Most corn muffins accompany a hearty southern meal, but at Xtra Good Corn Muffins, they are the meal. Whipped up according to an old family recipe, each muffin is then stuffed with mouth-watering combinations including jerk tilapia with red beans and rice, Vienna beef hot dogs and cheddar cheese, or macaroni and cheese with battered crispy chicken. Sweet options such as peach- and blueberry-stuffed cornbread muffins and red velvet pancake minis also dot the menu, as do lemonades flavored with strawberries, kiwis, and peaches.
“If you have a Mexican grocery store near you, the taquería that’s inside is really a good bet” noted Rick Bayless on a Time Out Chicago tour of his favorite Mexican spots in Pilsen. The taqueria in question was Restaurant La Casa Del Pueblo––located across from the grocery that shares its name––, a place Bayless praised for it’s “super homey” eats. TimeOut seems to agree, calling the eatery’s tamales “incredible” and “tender” in a separate review. All of the authentic northern Mexican recipes served here—tacos, tortas, burritos, twice-baked piñata—have been perfected by the owners, a family that has run the restaurant since 1962. To accompany the spicy menu, patrons can bring their own beverages or keep the authentic tastes coming with a cup or horchata or Mexican hot chocolate.
An integral spoke in the wheel that is Pilsen’s art scene, Café Jumping Bean is much more than a coffee shop. It’s a collaborative effort that unites the local community through strong coffee drinks and compelling artworks. One part café and one part gallery, Jumping Bean hosts an eclectic crowd of regulars who come to fill up on focaccia pizzas and garden burgers or admire the rotating exhibits displayed on the brightly colored walls.

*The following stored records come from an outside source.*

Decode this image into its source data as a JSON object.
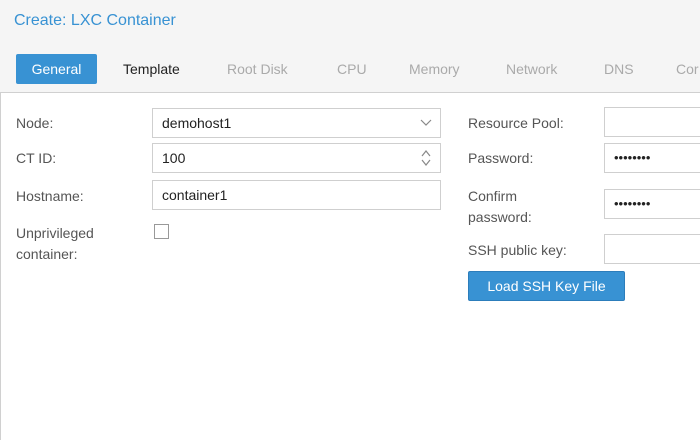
{
  "window": {
    "title": "Create: LXC Container"
  },
  "tabs": [
    {
      "label": "General",
      "state": "active"
    },
    {
      "label": "Template",
      "state": "enabled"
    },
    {
      "label": "Root Disk",
      "state": "disabled"
    },
    {
      "label": "CPU",
      "state": "disabled"
    },
    {
      "label": "Memory",
      "state": "disabled"
    },
    {
      "label": "Network",
      "state": "disabled"
    },
    {
      "label": "DNS",
      "state": "disabled"
    },
    {
      "label": "Cor",
      "state": "disabled"
    }
  ],
  "left": {
    "node": {
      "label": "Node:",
      "value": "demohost1"
    },
    "ctid": {
      "label": "CT ID:",
      "value": "100"
    },
    "hostname": {
      "label": "Hostname:",
      "value": "container1"
    },
    "unprivileged": {
      "label_line1": "Unprivileged",
      "label_line2": "container:",
      "checked": false
    }
  },
  "right": {
    "resource_pool": {
      "label": "Resource Pool:",
      "value": ""
    },
    "password": {
      "label": "Password:",
      "value": "••••••••"
    },
    "confirm_password": {
      "label_line1": "Confirm",
      "label_line2": "password:",
      "value": "••••••••"
    },
    "ssh_key": {
      "label": "SSH public key:",
      "value": ""
    },
    "load_button": "Load SSH Key File"
  },
  "colors": {
    "accent": "#3892d3",
    "disabled_tab": "#aaaaaa"
  },
  "icons": {
    "dropdown": "chevron-down-icon",
    "spinner": "spinner-arrows-icon"
  }
}
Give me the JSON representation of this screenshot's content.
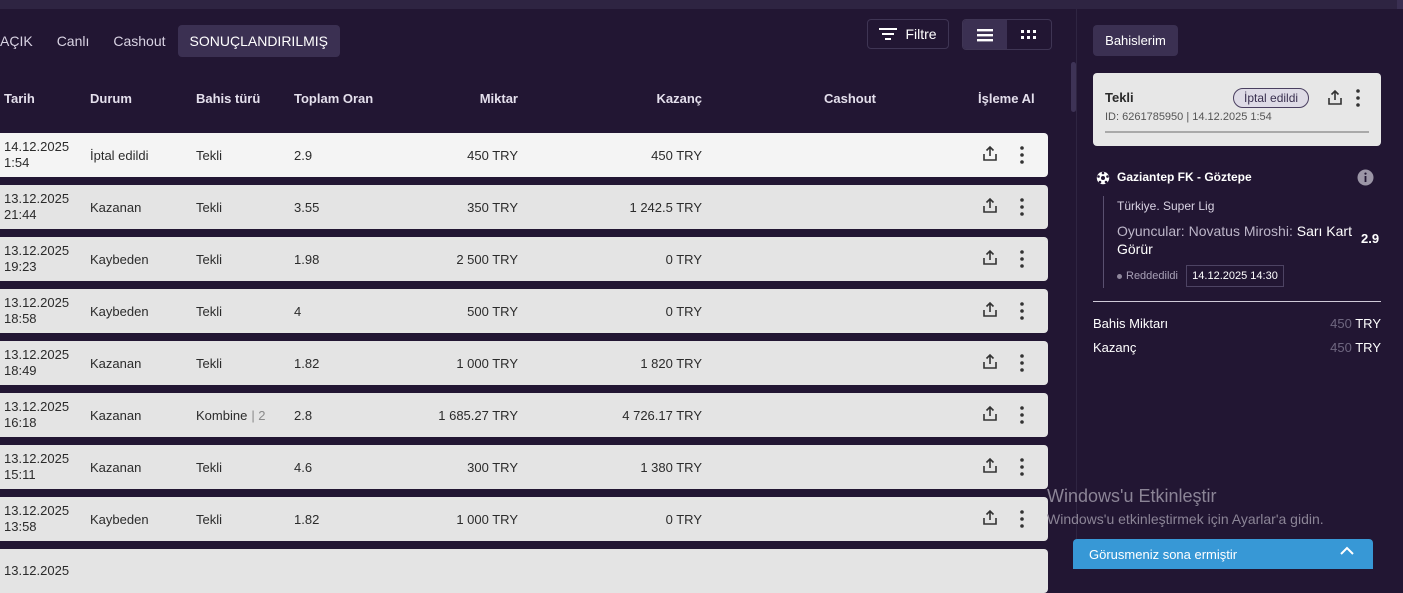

No matter where one looks, one is confronted with a wealth of sensory stimuli—from tables hand-painted by local visionaries such as Guillermo Delgado to a mural of shaving cream left over from the space’s previous life as a barbershop.
At Chimichurri, chefs marinate succulent cuts of steak and chicken and grill them in the traditional Argentinian churrasco style. Diners can get their steak topped with green and red peppers or a pair of eggs, sunnyside up. The restaurant also serves up pizzas, fresh salads, and entrees made with homemade flat noodle pasta and flavored with pancetta, bacon, and red peppers. Handheld snacks include the milanesa sandwich, which is stuffed with breaded steak and onions, or the choripon??Argentinian sausage seasoned with chimichurri sauce and served on a warm roll. After a spicy meal, you can cool your tastebuds with a scoop of the eatery's housemade gelato.
Tucked within the Pilsen neighborhood, Efebina's Café inhabits a historic building that was recently rehabbed both inside and out. The now welcoming storefront makes way to a cozy and modern interior displaying local art on its walls and tasty treats on its tables. Their drink menu boasts hot and cold coffees, as well as sodas, juices, and smoothies. The food menu keeps hunger at bay with breakfast items, sandwiches, and pastries. The café is gathering place for study groups, music nights, and other events, accommodating up to 150 people or 150 adult-sized mannequins.
Ciao Amore's chefs pile its menu with house-made pastas soaking in italian sauces. The gnocchi ripieno envelops a gooey mélange of asiago, pesto, and ricotta and swims, like ancient Italian Olympians, in a creamy spinach and parmigiano sauce ($17.95). In the petti di pollo porcini, chicken breast sautés in a porcini mushroom wine sauce before sharing a plate with cheese ravioli ($18.95). Chefs prepare the ossobuco authentico beef shanks in ragú with tomatoes imported from Bacchus's victory garden, and accompany it with a side of pasta ($22.95). Desserts, including spumoni and tiramisu, add fluffy sweetness to saucy meals ($5.50).